TASK PROMPT -> Without any images, write the data out exactly as it appears.

EXERCISE INPUTS ->
- Opening Delimiter -
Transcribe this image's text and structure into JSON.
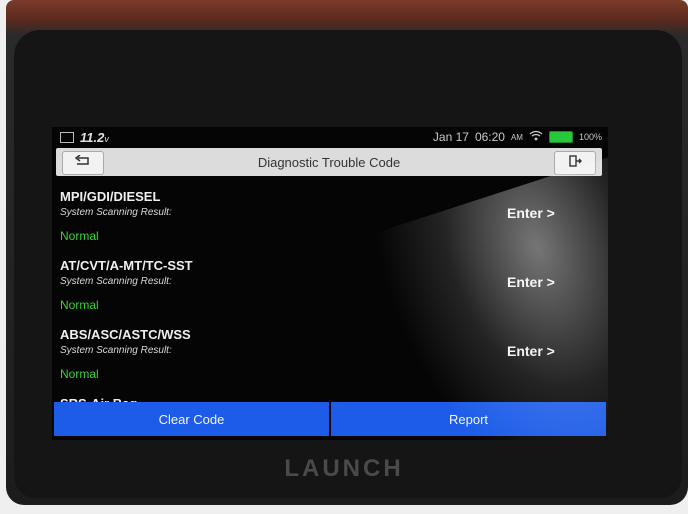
{
  "status_bar": {
    "voltage": "11.2",
    "voltage_unit": "v",
    "date": "Jan 17",
    "time": "06:20",
    "meridiem": "AM",
    "battery": "100%"
  },
  "header": {
    "title": "Diagnostic Trouble Code"
  },
  "systems": [
    {
      "name": "MPI/GDI/DIESEL",
      "subtitle": "System Scanning Result:",
      "status": "Normal",
      "action": "Enter >"
    },
    {
      "name": "AT/CVT/A-MT/TC-SST",
      "subtitle": "System Scanning Result:",
      "status": "Normal",
      "action": "Enter >"
    },
    {
      "name": "ABS/ASC/ASTC/WSS",
      "subtitle": "System Scanning Result:",
      "status": "Normal",
      "action": "Enter >"
    }
  ],
  "partial_item": "SRS-Air Bag",
  "footer": {
    "clear_code": "Clear Code",
    "report": "Report"
  },
  "device": {
    "brand": "LAUNCH"
  },
  "colors": {
    "accent_blue": "#1c5ce8",
    "status_green": "#3ad03a",
    "battery_green": "#28c83a"
  },
  "icons": {
    "back": "back-arrow-icon",
    "exit": "exit-icon",
    "wifi": "wifi-icon",
    "battery": "battery-icon",
    "calendar": "calendar-icon"
  }
}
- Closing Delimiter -
RESULT ->
Transcribe this image's text and structure into JSON.
{
  "status_bar": {
    "voltage": "11.2",
    "voltage_unit": "v",
    "date": "Jan 17",
    "time": "06:20",
    "meridiem": "AM",
    "battery": "100%"
  },
  "header": {
    "title": "Diagnostic Trouble Code"
  },
  "systems": [
    {
      "name": "MPI/GDI/DIESEL",
      "subtitle": "System Scanning Result:",
      "status": "Normal",
      "action": "Enter >"
    },
    {
      "name": "AT/CVT/A-MT/TC-SST",
      "subtitle": "System Scanning Result:",
      "status": "Normal",
      "action": "Enter >"
    },
    {
      "name": "ABS/ASC/ASTC/WSS",
      "subtitle": "System Scanning Result:",
      "status": "Normal",
      "action": "Enter >"
    }
  ],
  "partial_item": "SRS-Air Bag",
  "footer": {
    "clear_code": "Clear Code",
    "report": "Report"
  },
  "device": {
    "brand": "LAUNCH"
  },
  "colors": {
    "accent_blue": "#1c5ce8",
    "status_green": "#3ad03a",
    "battery_green": "#28c83a"
  },
  "icons": {
    "back": "back-arrow-icon",
    "exit": "exit-icon",
    "wifi": "wifi-icon",
    "battery": "battery-icon",
    "calendar": "calendar-icon"
  }
}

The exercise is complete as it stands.